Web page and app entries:
━━━━━━━━━━

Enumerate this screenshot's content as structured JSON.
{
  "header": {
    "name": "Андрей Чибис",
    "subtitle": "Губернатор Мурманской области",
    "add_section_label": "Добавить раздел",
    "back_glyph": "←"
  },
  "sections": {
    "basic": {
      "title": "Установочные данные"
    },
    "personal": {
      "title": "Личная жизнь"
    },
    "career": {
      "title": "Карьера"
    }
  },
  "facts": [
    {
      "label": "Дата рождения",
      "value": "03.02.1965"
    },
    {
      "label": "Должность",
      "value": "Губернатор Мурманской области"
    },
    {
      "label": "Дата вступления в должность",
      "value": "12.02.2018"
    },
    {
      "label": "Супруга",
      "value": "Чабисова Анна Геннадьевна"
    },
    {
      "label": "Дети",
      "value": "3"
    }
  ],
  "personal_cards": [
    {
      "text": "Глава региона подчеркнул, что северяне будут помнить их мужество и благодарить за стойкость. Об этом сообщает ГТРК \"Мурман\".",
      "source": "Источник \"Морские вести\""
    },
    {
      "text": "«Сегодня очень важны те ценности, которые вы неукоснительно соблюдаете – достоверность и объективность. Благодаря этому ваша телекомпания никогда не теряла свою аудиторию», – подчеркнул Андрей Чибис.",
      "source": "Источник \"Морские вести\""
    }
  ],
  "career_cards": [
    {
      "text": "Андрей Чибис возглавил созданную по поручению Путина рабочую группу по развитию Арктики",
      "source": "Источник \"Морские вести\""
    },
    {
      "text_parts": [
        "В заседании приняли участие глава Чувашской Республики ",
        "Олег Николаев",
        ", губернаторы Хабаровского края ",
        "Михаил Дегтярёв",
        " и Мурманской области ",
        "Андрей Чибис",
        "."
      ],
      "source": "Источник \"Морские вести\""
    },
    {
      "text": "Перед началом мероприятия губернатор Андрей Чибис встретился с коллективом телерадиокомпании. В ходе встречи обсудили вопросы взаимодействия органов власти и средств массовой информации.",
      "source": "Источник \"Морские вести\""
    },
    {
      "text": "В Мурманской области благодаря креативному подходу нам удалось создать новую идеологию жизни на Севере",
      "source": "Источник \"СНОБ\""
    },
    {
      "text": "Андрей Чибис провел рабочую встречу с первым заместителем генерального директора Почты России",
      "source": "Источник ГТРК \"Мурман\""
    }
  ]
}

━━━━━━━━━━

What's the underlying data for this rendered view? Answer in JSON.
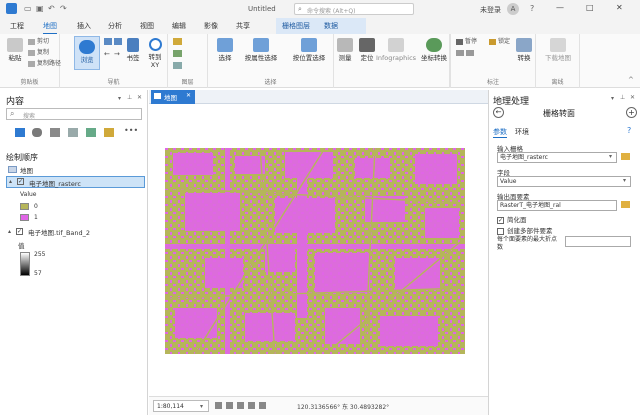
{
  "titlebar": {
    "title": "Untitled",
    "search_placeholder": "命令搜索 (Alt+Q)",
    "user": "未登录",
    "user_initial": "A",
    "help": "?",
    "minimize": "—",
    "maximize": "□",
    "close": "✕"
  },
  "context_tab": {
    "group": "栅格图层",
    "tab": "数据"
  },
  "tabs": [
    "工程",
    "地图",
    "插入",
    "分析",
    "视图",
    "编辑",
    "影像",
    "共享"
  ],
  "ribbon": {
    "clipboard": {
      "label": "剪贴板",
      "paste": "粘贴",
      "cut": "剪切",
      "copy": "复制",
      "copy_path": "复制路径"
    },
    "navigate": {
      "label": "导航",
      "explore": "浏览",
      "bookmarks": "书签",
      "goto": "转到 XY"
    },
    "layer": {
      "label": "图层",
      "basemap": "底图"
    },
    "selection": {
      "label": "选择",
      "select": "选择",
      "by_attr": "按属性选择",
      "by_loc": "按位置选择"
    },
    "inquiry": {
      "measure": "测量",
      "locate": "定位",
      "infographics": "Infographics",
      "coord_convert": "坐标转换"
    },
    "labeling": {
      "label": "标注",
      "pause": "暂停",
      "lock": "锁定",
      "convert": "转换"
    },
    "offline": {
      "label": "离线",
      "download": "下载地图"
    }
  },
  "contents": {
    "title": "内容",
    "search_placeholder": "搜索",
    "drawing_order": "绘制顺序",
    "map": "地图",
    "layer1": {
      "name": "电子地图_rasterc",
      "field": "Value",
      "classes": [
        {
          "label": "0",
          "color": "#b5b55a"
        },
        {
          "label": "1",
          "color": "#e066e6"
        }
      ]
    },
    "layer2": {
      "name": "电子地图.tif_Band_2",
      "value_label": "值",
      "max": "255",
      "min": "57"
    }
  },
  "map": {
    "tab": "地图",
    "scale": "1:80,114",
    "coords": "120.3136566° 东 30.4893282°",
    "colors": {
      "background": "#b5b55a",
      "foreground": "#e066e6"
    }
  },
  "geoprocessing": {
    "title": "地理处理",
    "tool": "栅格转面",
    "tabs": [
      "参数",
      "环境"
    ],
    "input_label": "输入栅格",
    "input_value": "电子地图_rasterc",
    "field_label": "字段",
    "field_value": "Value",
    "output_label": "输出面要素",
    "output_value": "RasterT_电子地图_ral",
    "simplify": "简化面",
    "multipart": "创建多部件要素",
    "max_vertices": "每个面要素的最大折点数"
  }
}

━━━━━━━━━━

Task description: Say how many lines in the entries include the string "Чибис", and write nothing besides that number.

Result for this task: 6